We went with the flow... at the beginning we built static sites with inhouse web designers. Later we moved to a Content Management System to get more design flexibility and better technical support.
Along the way we developed a system for pitching for websites.
We now talk to clients about a Return on investment (ROI) for their website.
There are many ways to prove an ROI for web. We have a few clients who have call centres. In setting up their website one of the ROI measures was to reduce calls to the call centre. This involved making the content on the website easily accessed so that customers can get answers online instead of ringing the call centre.
With sales organisations there are a number of standard, simple ROI measures.
Here's an example of a scenario that could be included in a submission for a website.
... a company that sells products that can be used in a wide range of industries. They may spend about $30,000 over three years to develop a 100 page website promoting their products. The site has been segmented into industry groups. Each section has downloadable fact sheets and specification sheets for each product. They receive 4-5 enquiries per day on the products offered directly from their website.

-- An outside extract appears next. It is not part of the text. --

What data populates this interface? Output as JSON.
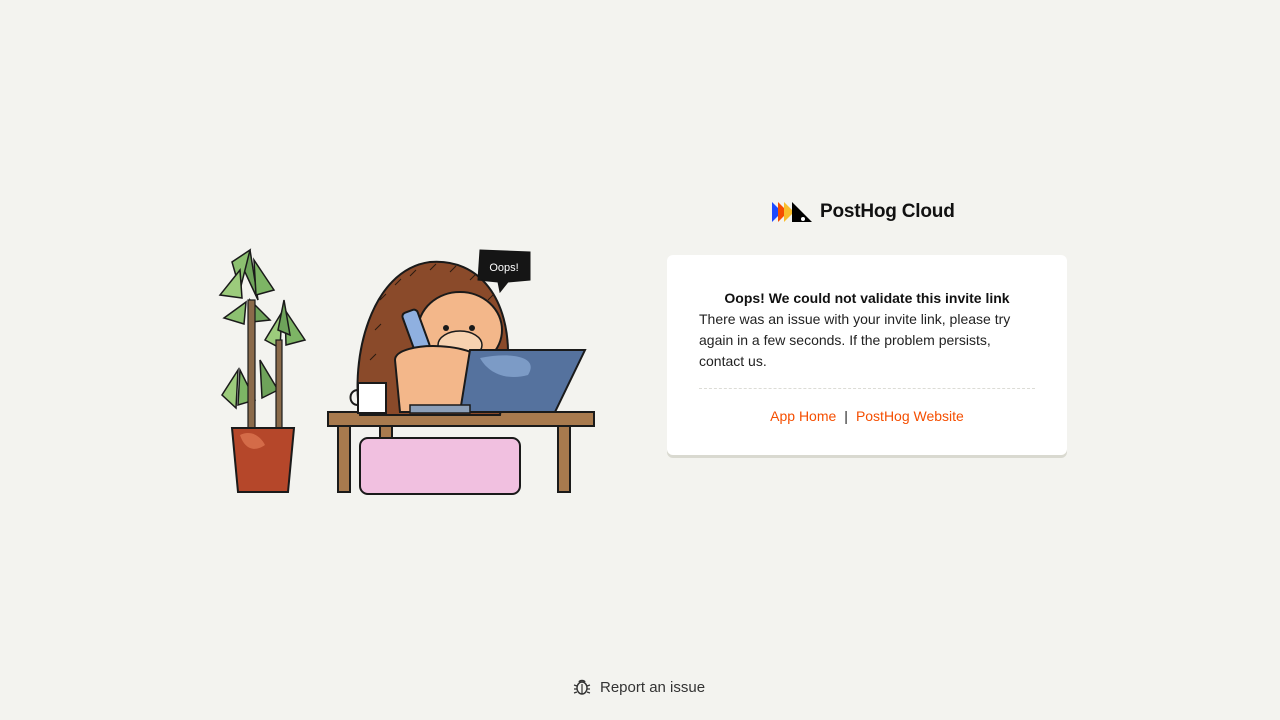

Currently, the site is generating an average 4-5 enquiries per day, 20-25 per week, 1,000-1,250 per year. If we take the lowest point we accept 1,000 enquiries per year .
There is a lot of debate about the true cost of a face to face sales call but it seems safe to assume that it averages around $200. (A phone sales call costs $60.)
Using the figures above, the $30,000 website amortised over three years is $10,000 per year. Divided by the 1,000 enquiries equals $10 per sales call.
This is a rough and ready ROI measure, but it is an easy way to show clients the potential.
It's a successful opening approach. Once you get their interest you can use this approach based on their real costs.